Pandavas are the 5 sons of King Pandu and Kauravas, the 100 sons of King Dhridharashtra. And Arjuna amoung the Pandavas was Drona's most favoured disciple. Arjuna was an excellent marksman and has performed many awe inspiring feats with his bow & arrow, even as a student in the gurukul. Once Drona tied a toy parrot on a tree and marked it's right eye. He then called all his students and gave a bow & arrow to each one of them and asked them to hit the marked eye of the parrot. No one but Arjuna could do it and ever since then, Drona always gave special attention to Arjuna and did everything to foster him as an ace archer. Drona also promised Arjuna to teach him the many tricks and trades of archery …

Ganesha, the courageous

Image
No better way to start this blog. Lord Ganesha, in Hindu mythology is believed to be the God who helps you surpass the hurdles in life. He is otherwise known as Vighneshwara ('Vighn' - hurdle and 'Eshwara' - God). And every devoted Hindu offers a coconut to Vighneshwara before he starts anything new. I, for one, used to offer a coconut to Vighneshwara before I went in to write the many exams in school and in college or before I attend the first day of a new job.

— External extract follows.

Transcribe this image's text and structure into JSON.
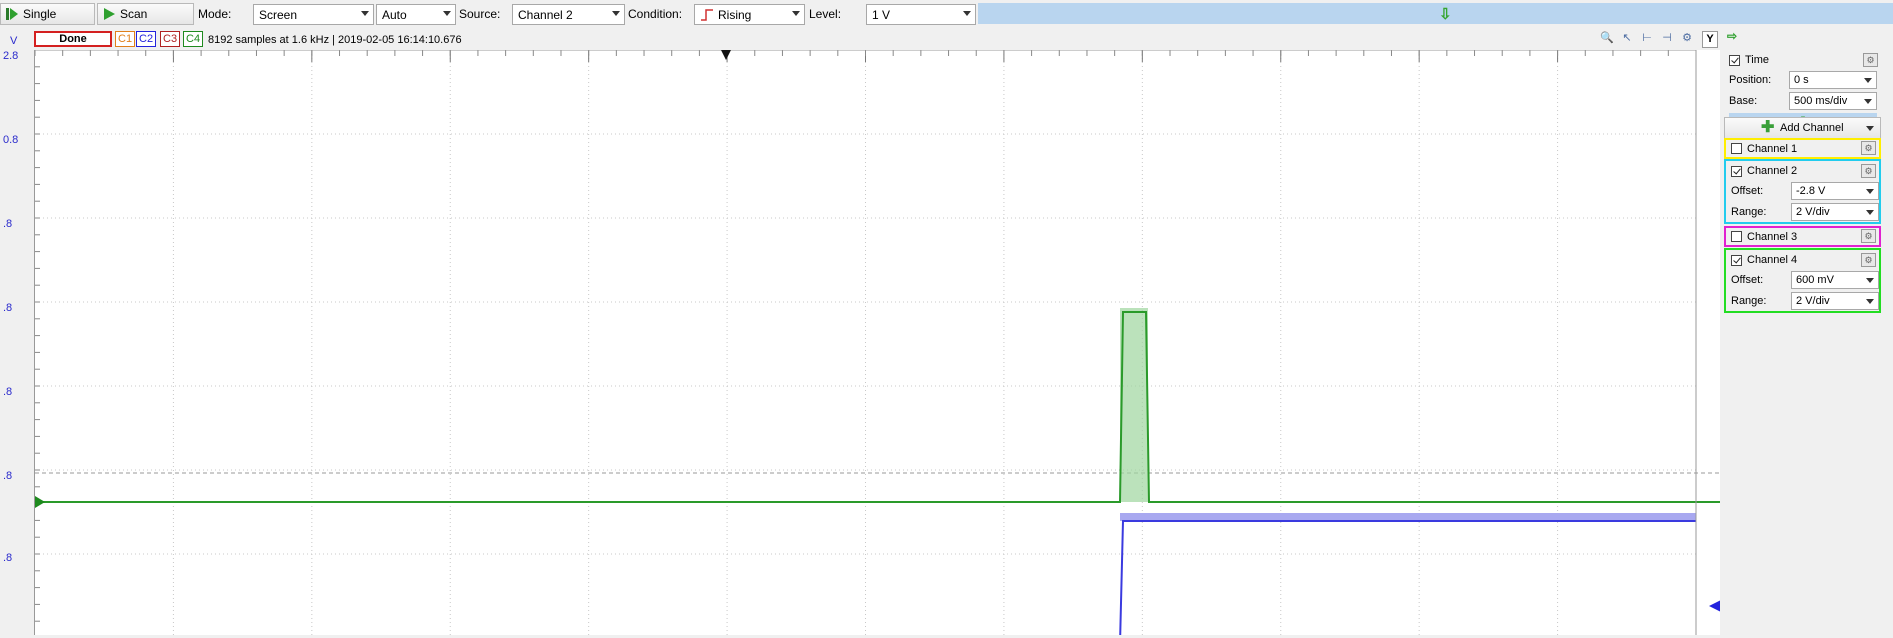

Whatever the believes or myths might be, I get a sense of satisfaction on doing so. Isn't it nice that you start doing things on a positive note? Anyways... As the first post in this blog, I'll tell you the most fascinating story about Ganesha which my father told me when I was a kid.

One fine day Lord Shiva went out on an errand telling his wife, Goddess Parvathy that it'd take him a while to return home. Now, these couple have made the Himalayas their home and they lived a free, in-harmony with na…